According to the body, since the country went into lockdown in March, more than 700 jobs have been lost in the media industry.

“Sanef notes with deep concern that in many newsrooms around the country, journalists are simply not replaced, resulting in a diminished capacity to cover the length and breadth of the country.
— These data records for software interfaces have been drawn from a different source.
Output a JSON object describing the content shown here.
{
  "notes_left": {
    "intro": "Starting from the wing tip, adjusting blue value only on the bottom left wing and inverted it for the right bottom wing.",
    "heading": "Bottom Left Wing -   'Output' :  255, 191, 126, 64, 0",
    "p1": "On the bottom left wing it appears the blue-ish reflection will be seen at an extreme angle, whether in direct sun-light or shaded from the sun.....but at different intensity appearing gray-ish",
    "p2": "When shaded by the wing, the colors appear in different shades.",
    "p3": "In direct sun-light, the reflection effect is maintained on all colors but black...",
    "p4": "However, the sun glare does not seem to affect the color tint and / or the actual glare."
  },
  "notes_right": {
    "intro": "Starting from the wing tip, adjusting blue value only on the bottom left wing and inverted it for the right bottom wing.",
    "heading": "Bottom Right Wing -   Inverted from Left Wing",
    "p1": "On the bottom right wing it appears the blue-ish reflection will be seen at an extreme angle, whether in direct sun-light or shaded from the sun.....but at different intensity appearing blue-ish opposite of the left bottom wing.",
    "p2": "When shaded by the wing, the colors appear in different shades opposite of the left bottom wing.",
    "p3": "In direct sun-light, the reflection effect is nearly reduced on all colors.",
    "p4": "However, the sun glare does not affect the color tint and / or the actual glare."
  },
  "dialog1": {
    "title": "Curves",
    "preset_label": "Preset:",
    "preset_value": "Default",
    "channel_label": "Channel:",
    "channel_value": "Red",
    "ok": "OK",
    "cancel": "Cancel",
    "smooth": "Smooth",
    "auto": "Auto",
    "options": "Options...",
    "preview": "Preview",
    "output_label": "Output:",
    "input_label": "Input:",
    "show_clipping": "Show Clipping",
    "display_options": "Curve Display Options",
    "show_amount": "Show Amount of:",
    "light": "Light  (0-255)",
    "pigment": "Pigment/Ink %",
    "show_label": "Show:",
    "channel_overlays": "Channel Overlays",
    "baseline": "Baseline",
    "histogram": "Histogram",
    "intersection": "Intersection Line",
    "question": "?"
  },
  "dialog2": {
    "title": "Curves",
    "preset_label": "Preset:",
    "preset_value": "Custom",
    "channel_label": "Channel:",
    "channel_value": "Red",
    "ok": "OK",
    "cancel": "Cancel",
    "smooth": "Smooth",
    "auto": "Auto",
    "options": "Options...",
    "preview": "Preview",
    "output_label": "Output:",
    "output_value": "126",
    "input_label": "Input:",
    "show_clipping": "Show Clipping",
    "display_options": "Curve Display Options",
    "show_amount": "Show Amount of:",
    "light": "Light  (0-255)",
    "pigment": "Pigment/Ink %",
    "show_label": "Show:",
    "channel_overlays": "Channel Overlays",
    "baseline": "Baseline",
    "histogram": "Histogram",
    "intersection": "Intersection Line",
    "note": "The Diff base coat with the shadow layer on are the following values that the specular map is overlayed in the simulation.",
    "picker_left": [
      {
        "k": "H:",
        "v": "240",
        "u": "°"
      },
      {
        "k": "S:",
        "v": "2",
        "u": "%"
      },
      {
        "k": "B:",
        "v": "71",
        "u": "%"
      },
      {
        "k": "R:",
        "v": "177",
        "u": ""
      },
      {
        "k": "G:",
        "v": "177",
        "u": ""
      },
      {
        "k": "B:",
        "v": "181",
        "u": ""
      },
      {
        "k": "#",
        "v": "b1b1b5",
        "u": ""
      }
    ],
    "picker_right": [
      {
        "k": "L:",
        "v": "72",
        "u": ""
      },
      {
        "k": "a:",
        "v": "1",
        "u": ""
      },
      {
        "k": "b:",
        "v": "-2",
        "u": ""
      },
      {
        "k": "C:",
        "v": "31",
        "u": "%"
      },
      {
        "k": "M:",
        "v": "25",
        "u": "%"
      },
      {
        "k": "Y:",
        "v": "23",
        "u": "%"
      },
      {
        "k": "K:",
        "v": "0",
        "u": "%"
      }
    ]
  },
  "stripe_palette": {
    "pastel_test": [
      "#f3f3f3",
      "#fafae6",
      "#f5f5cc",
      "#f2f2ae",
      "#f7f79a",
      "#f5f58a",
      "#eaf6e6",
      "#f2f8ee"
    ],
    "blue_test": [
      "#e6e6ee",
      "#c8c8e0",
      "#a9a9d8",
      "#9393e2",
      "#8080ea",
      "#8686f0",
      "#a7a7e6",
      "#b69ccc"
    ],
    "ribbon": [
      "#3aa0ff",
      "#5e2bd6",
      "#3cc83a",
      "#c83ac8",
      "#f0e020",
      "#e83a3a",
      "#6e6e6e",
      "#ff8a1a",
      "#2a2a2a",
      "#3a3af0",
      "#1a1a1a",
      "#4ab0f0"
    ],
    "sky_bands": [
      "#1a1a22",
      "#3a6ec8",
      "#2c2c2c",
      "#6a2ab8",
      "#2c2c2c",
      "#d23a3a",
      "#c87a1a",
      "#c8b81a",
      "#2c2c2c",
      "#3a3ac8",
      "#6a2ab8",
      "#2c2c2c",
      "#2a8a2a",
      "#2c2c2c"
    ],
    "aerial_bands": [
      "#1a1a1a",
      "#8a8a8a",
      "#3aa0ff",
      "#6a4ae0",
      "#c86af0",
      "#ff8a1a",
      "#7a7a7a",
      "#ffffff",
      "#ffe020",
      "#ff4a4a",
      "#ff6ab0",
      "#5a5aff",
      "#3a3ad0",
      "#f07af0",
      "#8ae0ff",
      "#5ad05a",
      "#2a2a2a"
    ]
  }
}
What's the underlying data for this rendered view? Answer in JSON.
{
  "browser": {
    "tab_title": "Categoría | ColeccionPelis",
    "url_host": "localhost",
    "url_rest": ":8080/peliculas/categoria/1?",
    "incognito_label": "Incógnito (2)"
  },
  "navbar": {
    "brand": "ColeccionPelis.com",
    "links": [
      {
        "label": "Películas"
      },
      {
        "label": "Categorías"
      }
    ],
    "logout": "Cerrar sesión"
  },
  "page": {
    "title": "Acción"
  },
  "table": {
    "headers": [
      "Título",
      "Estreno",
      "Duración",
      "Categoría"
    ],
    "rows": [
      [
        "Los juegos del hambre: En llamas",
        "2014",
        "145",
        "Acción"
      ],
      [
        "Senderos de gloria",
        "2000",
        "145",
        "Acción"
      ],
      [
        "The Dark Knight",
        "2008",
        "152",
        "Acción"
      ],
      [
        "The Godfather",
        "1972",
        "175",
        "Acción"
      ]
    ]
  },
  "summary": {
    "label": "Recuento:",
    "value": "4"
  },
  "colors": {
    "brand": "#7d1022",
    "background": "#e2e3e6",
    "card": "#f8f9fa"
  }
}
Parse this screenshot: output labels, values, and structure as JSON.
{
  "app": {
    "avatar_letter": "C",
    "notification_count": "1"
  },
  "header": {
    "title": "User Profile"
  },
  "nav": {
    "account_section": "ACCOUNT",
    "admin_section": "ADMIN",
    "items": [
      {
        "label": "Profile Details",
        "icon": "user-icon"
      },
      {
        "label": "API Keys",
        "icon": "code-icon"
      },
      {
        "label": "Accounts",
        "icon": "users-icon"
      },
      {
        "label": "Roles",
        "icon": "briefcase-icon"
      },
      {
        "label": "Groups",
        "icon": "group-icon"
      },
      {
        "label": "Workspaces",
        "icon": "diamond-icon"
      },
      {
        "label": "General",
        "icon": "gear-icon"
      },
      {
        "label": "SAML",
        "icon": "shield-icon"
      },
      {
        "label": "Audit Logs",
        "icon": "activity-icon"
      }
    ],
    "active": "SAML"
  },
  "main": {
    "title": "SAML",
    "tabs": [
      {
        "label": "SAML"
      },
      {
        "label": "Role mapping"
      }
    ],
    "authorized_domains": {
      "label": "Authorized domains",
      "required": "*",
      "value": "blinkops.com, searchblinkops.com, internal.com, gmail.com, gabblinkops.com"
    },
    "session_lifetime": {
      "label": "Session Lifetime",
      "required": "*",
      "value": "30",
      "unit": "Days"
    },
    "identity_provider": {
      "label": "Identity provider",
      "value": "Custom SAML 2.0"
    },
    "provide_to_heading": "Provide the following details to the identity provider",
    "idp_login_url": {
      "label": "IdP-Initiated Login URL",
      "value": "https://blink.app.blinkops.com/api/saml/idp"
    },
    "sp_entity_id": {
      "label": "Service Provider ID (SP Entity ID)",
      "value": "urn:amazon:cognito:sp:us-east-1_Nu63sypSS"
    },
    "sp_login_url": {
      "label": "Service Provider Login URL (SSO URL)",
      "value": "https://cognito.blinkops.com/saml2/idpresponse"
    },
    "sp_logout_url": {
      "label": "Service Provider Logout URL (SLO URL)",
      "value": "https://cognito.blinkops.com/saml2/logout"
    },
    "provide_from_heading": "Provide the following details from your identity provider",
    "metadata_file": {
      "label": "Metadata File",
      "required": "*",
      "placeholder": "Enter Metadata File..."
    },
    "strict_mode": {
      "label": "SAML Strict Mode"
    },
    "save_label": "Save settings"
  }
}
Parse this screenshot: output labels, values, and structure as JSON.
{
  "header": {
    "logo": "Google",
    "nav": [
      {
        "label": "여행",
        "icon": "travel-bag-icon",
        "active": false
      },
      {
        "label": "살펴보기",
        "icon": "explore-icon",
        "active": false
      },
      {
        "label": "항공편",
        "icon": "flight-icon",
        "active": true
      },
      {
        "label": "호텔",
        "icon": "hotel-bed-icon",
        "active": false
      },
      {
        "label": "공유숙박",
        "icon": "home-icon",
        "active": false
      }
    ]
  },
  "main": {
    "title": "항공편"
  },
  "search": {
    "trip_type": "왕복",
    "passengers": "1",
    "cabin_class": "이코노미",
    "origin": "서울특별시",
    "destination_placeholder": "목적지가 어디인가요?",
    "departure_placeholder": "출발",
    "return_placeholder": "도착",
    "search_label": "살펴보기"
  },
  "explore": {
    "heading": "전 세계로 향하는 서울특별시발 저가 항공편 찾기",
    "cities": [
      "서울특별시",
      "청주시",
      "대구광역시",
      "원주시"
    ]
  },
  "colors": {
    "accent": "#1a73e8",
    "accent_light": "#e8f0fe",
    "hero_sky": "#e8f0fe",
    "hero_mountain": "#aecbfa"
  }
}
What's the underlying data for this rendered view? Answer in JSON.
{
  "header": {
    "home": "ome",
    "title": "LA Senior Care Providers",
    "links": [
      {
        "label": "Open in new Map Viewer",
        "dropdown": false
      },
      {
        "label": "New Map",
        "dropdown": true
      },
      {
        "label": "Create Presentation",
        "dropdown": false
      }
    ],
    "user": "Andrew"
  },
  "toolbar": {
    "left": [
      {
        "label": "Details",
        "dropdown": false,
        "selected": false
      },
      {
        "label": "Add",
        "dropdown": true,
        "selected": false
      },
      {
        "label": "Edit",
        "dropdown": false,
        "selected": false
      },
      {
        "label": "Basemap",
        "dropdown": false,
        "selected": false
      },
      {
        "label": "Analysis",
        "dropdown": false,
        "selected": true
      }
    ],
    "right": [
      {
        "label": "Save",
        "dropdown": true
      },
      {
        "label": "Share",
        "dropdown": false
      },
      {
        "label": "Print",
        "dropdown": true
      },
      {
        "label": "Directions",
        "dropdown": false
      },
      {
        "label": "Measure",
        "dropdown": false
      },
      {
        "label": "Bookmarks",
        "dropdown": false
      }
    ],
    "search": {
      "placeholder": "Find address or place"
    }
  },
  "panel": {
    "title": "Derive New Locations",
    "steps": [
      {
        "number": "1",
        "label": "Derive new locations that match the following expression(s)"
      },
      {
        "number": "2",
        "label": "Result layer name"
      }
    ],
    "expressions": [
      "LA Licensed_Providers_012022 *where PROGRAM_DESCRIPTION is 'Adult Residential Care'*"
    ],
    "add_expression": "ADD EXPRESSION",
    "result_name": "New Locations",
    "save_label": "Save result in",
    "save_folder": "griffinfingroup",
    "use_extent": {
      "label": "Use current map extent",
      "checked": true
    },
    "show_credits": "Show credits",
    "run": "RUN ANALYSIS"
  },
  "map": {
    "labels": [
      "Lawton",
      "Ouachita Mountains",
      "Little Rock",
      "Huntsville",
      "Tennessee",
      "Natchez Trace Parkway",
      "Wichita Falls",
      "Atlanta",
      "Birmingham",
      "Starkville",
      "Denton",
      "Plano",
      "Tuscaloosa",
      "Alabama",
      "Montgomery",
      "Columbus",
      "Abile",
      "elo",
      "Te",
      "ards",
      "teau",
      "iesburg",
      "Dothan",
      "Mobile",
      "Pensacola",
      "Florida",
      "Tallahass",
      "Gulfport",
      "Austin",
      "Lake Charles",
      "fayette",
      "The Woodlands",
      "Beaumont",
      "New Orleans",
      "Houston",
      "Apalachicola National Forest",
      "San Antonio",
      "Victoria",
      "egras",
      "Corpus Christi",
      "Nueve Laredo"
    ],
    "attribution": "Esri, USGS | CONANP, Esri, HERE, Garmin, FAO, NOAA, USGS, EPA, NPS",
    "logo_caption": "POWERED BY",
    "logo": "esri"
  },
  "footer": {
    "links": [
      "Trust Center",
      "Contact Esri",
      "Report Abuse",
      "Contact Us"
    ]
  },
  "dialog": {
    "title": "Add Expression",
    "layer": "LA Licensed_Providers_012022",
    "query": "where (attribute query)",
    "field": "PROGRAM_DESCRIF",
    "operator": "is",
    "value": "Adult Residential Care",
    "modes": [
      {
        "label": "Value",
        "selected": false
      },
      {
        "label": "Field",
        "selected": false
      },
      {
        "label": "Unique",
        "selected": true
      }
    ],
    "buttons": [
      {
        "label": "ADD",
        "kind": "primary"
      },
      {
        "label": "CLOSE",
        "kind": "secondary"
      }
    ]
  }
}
With the prevailing tough economic conditions, advertising revenue has declined dramatically, and the bulk of digital advertising revenue leaves the country’s shores to Facebook and Google”

Sanef has called on media owners to think creatively and responsibly about implementing new, sustainable business models, built on the integrity and the trust that readers, viewers and listeners place in journalists to tell the country’s stories without fear or favour.